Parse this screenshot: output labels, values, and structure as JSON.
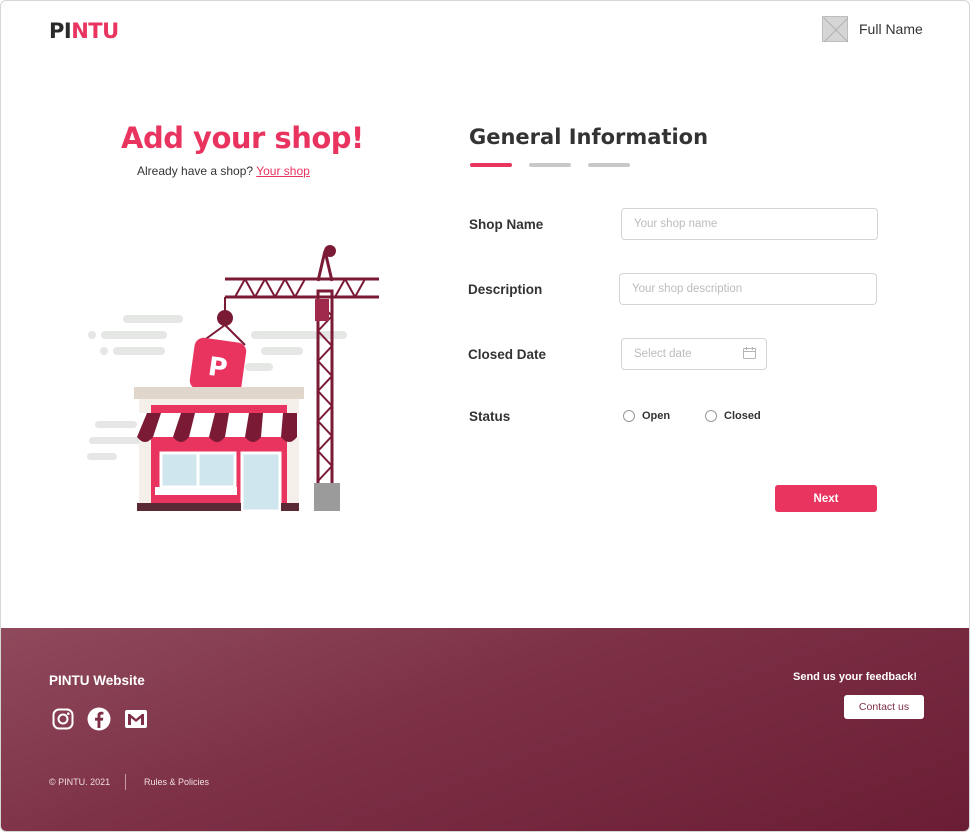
{
  "brand": {
    "logo_part1": "PI",
    "logo_part2": "NTU"
  },
  "user": {
    "name": "Full Name"
  },
  "hero": {
    "title": "Add your shop!",
    "subtitle": "Already have a shop?",
    "link": "Your shop",
    "sign_letter": "P"
  },
  "form": {
    "title": "General Information",
    "steps": [
      {
        "active": true
      },
      {
        "active": false
      },
      {
        "active": false
      }
    ],
    "shop_name": {
      "label": "Shop Name",
      "placeholder": "Your shop name",
      "value": ""
    },
    "description": {
      "label": "Description",
      "placeholder": "Your shop description",
      "value": ""
    },
    "closed_date": {
      "label": "Closed Date",
      "placeholder": "Select date",
      "value": ""
    },
    "status": {
      "label": "Status",
      "options": [
        "Open",
        "Closed"
      ]
    },
    "next_label": "Next"
  },
  "footer": {
    "title": "PINTU Website",
    "social_icons": [
      "instagram-icon",
      "facebook-icon",
      "mail-icon"
    ],
    "feedback": "Send us your feedback!",
    "contact_label": "Contact us",
    "copyright": "© PINTU. 2021",
    "rules": "Rules & Policies"
  },
  "colors": {
    "accent": "#e8345f",
    "footer": "#7c2f45",
    "crane": "#7a1a35"
  }
}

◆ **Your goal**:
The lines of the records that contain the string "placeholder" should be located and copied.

◆ **Solution to this exercise**:
      "placeholder": "Your shop name",
      "placeholder": "Your shop description",
      "placeholder": "Select date",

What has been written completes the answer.